Task instructions
The output must reproduce each line of the data word for word.

Material for the task

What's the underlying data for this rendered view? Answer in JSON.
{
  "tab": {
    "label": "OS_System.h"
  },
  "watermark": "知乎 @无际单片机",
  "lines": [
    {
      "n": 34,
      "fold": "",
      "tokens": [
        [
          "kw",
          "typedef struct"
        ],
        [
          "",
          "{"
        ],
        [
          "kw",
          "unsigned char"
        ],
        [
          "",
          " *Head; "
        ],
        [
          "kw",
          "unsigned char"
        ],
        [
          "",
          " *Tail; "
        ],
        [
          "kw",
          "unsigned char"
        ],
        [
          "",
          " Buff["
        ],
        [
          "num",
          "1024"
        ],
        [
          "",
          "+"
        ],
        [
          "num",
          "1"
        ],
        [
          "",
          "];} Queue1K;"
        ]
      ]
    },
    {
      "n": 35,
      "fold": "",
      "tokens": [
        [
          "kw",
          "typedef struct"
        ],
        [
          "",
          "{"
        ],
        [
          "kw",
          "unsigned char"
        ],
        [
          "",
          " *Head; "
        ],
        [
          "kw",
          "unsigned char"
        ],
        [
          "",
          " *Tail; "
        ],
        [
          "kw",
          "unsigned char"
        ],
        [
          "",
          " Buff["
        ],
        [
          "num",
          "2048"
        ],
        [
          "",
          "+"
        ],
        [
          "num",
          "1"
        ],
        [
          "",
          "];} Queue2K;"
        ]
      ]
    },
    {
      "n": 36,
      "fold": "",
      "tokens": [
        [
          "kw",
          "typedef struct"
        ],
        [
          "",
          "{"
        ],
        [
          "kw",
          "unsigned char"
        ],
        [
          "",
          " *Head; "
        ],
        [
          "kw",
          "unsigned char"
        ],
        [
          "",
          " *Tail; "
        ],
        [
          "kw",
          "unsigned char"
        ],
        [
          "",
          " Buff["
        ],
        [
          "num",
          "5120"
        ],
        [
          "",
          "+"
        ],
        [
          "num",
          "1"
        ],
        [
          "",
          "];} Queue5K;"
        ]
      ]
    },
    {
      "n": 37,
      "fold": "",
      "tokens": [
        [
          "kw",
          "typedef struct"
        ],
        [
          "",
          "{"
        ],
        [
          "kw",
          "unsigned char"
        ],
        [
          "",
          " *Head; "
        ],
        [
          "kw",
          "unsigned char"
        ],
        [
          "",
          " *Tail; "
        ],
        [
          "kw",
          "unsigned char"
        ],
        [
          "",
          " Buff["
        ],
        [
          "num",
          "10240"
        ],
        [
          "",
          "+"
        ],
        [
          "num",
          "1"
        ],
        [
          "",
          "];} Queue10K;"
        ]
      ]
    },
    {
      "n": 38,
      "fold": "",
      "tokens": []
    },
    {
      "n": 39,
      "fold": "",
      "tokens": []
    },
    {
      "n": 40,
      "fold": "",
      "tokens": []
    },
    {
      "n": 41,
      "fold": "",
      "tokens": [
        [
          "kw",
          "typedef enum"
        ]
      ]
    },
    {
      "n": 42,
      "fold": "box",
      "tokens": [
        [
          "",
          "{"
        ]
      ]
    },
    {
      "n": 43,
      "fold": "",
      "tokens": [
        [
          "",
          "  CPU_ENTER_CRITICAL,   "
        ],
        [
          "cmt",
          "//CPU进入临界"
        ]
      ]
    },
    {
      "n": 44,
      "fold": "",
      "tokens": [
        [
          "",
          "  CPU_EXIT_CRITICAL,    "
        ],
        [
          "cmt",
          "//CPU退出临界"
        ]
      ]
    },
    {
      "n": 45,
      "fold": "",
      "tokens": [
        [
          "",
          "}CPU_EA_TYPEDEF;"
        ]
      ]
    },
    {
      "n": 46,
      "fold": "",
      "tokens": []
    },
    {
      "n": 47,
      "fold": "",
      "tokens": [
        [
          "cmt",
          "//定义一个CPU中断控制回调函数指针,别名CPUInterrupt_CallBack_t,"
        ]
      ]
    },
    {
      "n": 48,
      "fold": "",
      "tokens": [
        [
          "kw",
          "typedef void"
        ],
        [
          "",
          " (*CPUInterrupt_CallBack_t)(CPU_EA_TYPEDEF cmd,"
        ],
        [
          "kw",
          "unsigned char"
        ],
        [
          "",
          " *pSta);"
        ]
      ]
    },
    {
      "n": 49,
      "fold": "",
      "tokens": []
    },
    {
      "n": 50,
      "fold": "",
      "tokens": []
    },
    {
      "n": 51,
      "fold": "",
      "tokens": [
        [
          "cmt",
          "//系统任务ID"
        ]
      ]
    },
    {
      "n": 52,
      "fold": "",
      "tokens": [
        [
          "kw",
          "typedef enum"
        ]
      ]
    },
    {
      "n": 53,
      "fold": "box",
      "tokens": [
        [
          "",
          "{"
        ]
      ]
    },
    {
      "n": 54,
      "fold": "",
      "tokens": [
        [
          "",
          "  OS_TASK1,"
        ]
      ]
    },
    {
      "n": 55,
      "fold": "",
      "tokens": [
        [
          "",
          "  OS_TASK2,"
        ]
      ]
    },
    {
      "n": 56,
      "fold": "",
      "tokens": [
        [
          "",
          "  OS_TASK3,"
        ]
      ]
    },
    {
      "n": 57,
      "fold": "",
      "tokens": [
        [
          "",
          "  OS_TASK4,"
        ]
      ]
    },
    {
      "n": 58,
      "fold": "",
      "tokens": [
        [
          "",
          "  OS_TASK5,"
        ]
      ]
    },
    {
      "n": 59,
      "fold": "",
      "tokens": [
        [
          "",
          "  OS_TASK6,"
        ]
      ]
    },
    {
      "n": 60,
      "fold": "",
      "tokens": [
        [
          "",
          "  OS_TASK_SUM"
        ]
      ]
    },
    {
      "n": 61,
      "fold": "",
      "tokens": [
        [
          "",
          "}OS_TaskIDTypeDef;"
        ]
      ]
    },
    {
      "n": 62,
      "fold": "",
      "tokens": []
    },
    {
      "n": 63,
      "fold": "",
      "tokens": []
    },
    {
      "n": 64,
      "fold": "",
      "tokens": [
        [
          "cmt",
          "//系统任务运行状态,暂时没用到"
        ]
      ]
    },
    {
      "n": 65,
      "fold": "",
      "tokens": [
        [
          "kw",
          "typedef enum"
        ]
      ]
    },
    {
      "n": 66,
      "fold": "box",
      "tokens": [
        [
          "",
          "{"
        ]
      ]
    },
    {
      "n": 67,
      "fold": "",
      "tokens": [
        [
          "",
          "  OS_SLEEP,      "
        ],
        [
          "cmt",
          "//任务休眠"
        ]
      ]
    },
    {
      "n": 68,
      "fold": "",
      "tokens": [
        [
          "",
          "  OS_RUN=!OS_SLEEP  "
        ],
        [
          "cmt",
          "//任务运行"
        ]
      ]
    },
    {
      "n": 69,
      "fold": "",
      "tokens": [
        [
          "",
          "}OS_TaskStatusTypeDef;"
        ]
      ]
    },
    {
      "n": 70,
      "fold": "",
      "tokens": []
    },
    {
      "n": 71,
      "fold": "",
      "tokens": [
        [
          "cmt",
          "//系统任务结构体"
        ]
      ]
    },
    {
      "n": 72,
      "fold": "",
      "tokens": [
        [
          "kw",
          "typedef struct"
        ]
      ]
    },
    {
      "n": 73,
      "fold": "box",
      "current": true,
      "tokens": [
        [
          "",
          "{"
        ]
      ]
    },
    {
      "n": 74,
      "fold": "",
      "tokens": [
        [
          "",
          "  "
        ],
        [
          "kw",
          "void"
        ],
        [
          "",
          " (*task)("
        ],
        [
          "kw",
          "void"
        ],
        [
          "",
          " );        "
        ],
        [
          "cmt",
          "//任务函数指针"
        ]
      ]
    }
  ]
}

Result of the exercise
What's the underlying data for this rendered view? Answer in JSON.
{
  "tab": {
    "label": "OS_System.h"
  },
  "watermark": "知乎 @无际单片机",
  "lines": [
    {
      "n": 34,
      "fold": "",
      "tokens": [
        [
          "kw",
          "typedef struct"
        ],
        [
          "",
          "{"
        ],
        [
          "kw",
          "unsigned char"
        ],
        [
          "",
          " *Head; "
        ],
        [
          "kw",
          "unsigned char"
        ],
        [
          "",
          " *Tail; "
        ],
        [
          "kw",
          "unsigned char"
        ],
        [
          "",
          " Buff["
        ],
        [
          "num",
          "1024"
        ],
        [
          "",
          "+"
        ],
        [
          "num",
          "1"
        ],
        [
          "",
          "];} Queue1K;"
        ]
      ]
    },
    {
      "n": 35,
      "fold": "",
      "tokens": [
        [
          "kw",
          "typedef struct"
        ],
        [
          "",
          "{"
        ],
        [
          "kw",
          "unsigned char"
        ],
        [
          "",
          " *Head; "
        ],
        [
          "kw",
          "unsigned char"
        ],
        [
          "",
          " *Tail; "
        ],
        [
          "kw",
          "unsigned char"
        ],
        [
          "",
          " Buff["
        ],
        [
          "num",
          "2048"
        ],
        [
          "",
          "+"
        ],
        [
          "num",
          "1"
        ],
        [
          "",
          "];} Queue2K;"
        ]
      ]
    },
    {
      "n": 36,
      "fold": "",
      "tokens": [
        [
          "kw",
          "typedef struct"
        ],
        [
          "",
          "{"
        ],
        [
          "kw",
          "unsigned char"
        ],
        [
          "",
          " *Head; "
        ],
        [
          "kw",
          "unsigned char"
        ],
        [
          "",
          " *Tail; "
        ],
        [
          "kw",
          "unsigned char"
        ],
        [
          "",
          " Buff["
        ],
        [
          "num",
          "5120"
        ],
        [
          "",
          "+"
        ],
        [
          "num",
          "1"
        ],
        [
          "",
          "];} Queue5K;"
        ]
      ]
    },
    {
      "n": 37,
      "fold": "",
      "tokens": [
        [
          "kw",
          "typedef struct"
        ],
        [
          "",
          "{"
        ],
        [
          "kw",
          "unsigned char"
        ],
        [
          "",
          " *Head; "
        ],
        [
          "kw",
          "unsigned char"
        ],
        [
          "",
          " *Tail; "
        ],
        [
          "kw",
          "unsigned char"
        ],
        [
          "",
          " Buff["
        ],
        [
          "num",
          "10240"
        ],
        [
          "",
          "+"
        ],
        [
          "num",
          "1"
        ],
        [
          "",
          "];} Queue10K;"
        ]
      ]
    },
    {
      "n": 38,
      "fold": "",
      "tokens": []
    },
    {
      "n": 39,
      "fold": "",
      "tokens": []
    },
    {
      "n": 40,
      "fold": "",
      "tokens": []
    },
    {
      "n": 41,
      "fold": "",
      "tokens": [
        [
          "kw",
          "typedef enum"
        ]
      ]
    },
    {
      "n": 42,
      "fold": "box",
      "tokens": [
        [
          "",
          "{"
        ]
      ]
    },
    {
      "n": 43,
      "fold": "",
      "tokens": [
        [
          "",
          "  CPU_ENTER_CRITICAL,   "
        ],
        [
          "cmt",
          "//CPU进入临界"
        ]
      ]
    },
    {
      "n": 44,
      "fold": "",
      "tokens": [
        [
          "",
          "  CPU_EXIT_CRITICAL,    "
        ],
        [
          "cmt",
          "//CPU退出临界"
        ]
      ]
    },
    {
      "n": 45,
      "fold": "",
      "tokens": [
        [
          "",
          "}CPU_EA_TYPEDEF;"
        ]
      ]
    },
    {
      "n": 46,
      "fold": "",
      "tokens": []
    },
    {
      "n": 47,
      "fold": "",
      "tokens": [
        [
          "cmt",
          "//定义一个CPU中断控制回调函数指针,别名CPUInterrupt_CallBack_t,"
        ]
      ]
    },
    {
      "n": 48,
      "fold": "",
      "tokens": [
        [
          "kw",
          "typedef void"
        ],
        [
          "",
          " (*CPUInterrupt_CallBack_t)(CPU_EA_TYPEDEF cmd,"
        ],
        [
          "kw",
          "unsigned char"
        ],
        [
          "",
          " *pSta);"
        ]
      ]
    },
    {
      "n": 49,
      "fold": "",
      "tokens": []
    },
    {
      "n": 50,
      "fold": "",
      "tokens": []
    },
    {
      "n": 51,
      "fold": "",
      "tokens": [
        [
          "cmt",
          "//系统任务ID"
        ]
      ]
    },
    {
      "n": 52,
      "fold": "",
      "tokens": [
        [
          "kw",
          "typedef enum"
        ]
      ]
    },
    {
      "n": 53,
      "fold": "box",
      "tokens": [
        [
          "",
          "{"
        ]
      ]
    },
    {
      "n": 54,
      "fold": "",
      "tokens": [
        [
          "",
          "  OS_TASK1,"
        ]
      ]
    },
    {
      "n": 55,
      "fold": "",
      "tokens": [
        [
          "",
          "  OS_TASK2,"
        ]
      ]
    },
    {
      "n": 56,
      "fold": "",
      "tokens": [
        [
          "",
          "  OS_TASK3,"
        ]
      ]
    },
    {
      "n": 57,
      "fold": "",
      "tokens": [
        [
          "",
          "  OS_TASK4,"
        ]
      ]
    },
    {
      "n": 58,
      "fold": "",
      "tokens": [
        [
          "",
          "  OS_TASK5,"
        ]
      ]
    },
    {
      "n": 59,
      "fold": "",
      "tokens": [
        [
          "",
          "  OS_TASK6,"
        ]
      ]
    },
    {
      "n": 60,
      "fold": "",
      "tokens": [
        [
          "",
          "  OS_TASK_SUM"
        ]
      ]
    },
    {
      "n": 61,
      "fold": "",
      "tokens": [
        [
          "",
          "}OS_TaskIDTypeDef;"
        ]
      ]
    },
    {
      "n": 62,
      "fold": "",
      "tokens": []
    },
    {
      "n": 63,
      "fold": "",
      "tokens": []
    },
    {
      "n": 64,
      "fold": "",
      "tokens": [
        [
          "cmt",
          "//系统任务运行状态,暂时没用到"
        ]
      ]
    },
    {
      "n": 65,
      "fold": "",
      "tokens": [
        [
          "kw",
          "typedef enum"
        ]
      ]
    },
    {
      "n": 66,
      "fold": "box",
      "tokens": [
        [
          "",
          "{"
        ]
      ]
    },
    {
      "n": 67,
      "fold": "",
      "tokens": [
        [
          "",
          "  OS_SLEEP,      "
        ],
        [
          "cmt",
          "//任务休眠"
        ]
      ]
    },
    {
      "n": 68,
      "fold": "",
      "tokens": [
        [
          "",
          "  OS_RUN=!OS_SLEEP  "
        ],
        [
          "cmt",
          "//任务运行"
        ]
      ]
    },
    {
      "n": 69,
      "fold": "",
      "tokens": [
        [
          "",
          "}OS_TaskStatusTypeDef;"
        ]
      ]
    },
    {
      "n": 70,
      "fold": "",
      "tokens": []
    },
    {
      "n": 71,
      "fold": "",
      "tokens": [
        [
          "cmt",
          "//系统任务结构体"
        ]
      ]
    },
    {
      "n": 72,
      "fold": "",
      "tokens": [
        [
          "kw",
          "typedef struct"
        ]
      ]
    },
    {
      "n": 73,
      "fold": "box",
      "current": true,
      "tokens": [
        [
          "",
          "{"
        ]
      ]
    },
    {
      "n": 74,
      "fold": "",
      "tokens": [
        [
          "",
          "  "
        ],
        [
          "kw",
          "void"
        ],
        [
          "",
          " (*task)("
        ],
        [
          "kw",
          "void"
        ],
        [
          "",
          " );        "
        ],
        [
          "cmt",
          "//任务函数指针"
        ]
      ]
    }
  ]
}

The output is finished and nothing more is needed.